In some cases I am replicating tools that I have recovered or items from the collection in other cases I am learning from Elders and knowledgeable community members on traditional activities. I have learned how to tan hides and make birch bark baskets from the First Nation community members. In other cases I have learned on my own how to make bone and antler tools. Here are a few pictures when I used a replica antler pick (not original) to see if it would chop through lake ice at -30.
This past August my wife Myra and I were taught how to make a birch bark canoe by Jim Jones Jr. and Grant Goltz who are colleagues of ours in Minnesota. Jim Jones Jr. is an Ojibway Archaeologist and member of the Leech Lake Band working for the Minnesota Indian Affairs Council. Grant Goltz is a consulting archaeologist and is a master of many skills and makes traditional First Nation pottery, birch bark canoes, kayaks, furniture and guitars, to name a few. Grant started making canoes in 1995 when he and his wife Christy taught an archaeology field school. The students learned how to make a canoe during the 6 weeks of the field school and everyone involved gained a better appreciation of this ancient craft. Since then he has made 20 – 30 birch bark canoes. The most famous was 27.5 feet long and was paddled from Portland Oregon to York Factory Manitoba.
We began on a warm afternoon on the property of Grant Goltz and Christy Cain. We examined many books on the subject of birch bark canoes in order to decide what kind or shape to make. None of the books that Grant had provided good examples of northern Boreal Forest Cree canoe so we decided to make one that I found esthetically pleasing. It was called an early Algonquian Canoe “from the Ottawa River valley”. We made a few adjustments to the plan making a 15 foot canoe, 38 inches wide at the middle thwart. We also raised the height of the canoe at both the stern and bow and flattened the bottom somewhat following images of model canoes.

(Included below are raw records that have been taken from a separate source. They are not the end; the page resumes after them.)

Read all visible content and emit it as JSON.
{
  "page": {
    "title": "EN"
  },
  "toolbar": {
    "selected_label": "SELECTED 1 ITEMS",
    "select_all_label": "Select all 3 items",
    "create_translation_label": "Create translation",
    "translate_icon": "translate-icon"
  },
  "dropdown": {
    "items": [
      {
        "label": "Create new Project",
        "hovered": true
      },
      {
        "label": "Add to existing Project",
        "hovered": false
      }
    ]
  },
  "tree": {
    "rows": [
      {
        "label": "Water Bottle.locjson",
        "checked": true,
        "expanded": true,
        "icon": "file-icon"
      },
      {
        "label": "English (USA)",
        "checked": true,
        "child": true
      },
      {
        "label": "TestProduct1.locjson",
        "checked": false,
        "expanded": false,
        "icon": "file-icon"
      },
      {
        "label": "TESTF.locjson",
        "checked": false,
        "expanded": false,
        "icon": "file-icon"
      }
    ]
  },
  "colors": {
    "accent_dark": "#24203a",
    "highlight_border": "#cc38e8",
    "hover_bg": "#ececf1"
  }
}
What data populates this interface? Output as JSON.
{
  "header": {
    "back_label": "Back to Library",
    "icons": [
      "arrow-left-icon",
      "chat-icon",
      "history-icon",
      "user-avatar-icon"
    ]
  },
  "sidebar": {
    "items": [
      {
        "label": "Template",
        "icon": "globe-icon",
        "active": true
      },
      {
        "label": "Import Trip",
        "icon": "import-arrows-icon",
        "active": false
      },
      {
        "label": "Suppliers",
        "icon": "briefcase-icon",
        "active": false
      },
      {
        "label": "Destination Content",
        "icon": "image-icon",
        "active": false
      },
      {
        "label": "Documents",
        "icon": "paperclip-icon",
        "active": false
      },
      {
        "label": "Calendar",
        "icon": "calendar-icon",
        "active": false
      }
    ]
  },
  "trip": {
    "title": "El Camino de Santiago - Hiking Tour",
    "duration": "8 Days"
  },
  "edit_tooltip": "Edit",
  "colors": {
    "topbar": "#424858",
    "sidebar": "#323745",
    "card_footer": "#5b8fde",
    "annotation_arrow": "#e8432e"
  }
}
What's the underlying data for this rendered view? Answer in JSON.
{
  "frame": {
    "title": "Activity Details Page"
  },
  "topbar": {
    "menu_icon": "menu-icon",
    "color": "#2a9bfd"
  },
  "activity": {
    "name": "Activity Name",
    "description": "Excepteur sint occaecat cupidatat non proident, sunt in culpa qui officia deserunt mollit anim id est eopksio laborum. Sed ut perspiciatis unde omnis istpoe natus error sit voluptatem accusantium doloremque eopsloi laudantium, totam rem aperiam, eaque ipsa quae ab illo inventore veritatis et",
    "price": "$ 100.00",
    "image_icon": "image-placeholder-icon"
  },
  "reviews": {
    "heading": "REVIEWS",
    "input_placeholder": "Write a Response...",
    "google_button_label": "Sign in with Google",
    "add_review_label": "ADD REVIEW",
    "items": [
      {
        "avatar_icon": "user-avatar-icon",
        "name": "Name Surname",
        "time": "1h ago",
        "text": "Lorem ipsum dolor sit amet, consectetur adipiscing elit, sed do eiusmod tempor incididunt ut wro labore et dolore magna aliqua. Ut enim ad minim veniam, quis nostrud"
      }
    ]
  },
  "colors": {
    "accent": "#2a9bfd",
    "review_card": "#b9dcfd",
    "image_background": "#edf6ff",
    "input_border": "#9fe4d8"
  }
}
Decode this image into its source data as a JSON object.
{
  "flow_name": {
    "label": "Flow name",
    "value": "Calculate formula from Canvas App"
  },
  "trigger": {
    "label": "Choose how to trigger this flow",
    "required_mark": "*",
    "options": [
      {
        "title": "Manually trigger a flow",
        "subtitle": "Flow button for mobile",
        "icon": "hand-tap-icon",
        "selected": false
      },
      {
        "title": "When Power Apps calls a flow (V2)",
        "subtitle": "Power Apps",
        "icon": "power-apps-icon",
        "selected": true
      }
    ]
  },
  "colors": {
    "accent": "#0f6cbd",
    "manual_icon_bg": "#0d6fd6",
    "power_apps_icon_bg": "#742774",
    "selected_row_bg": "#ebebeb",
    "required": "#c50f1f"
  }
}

As we headed for bed that night Grant told Myra and I to get a good night sleep as we were going to be up early the next morning to gather spruce roots before the heat of the mid day.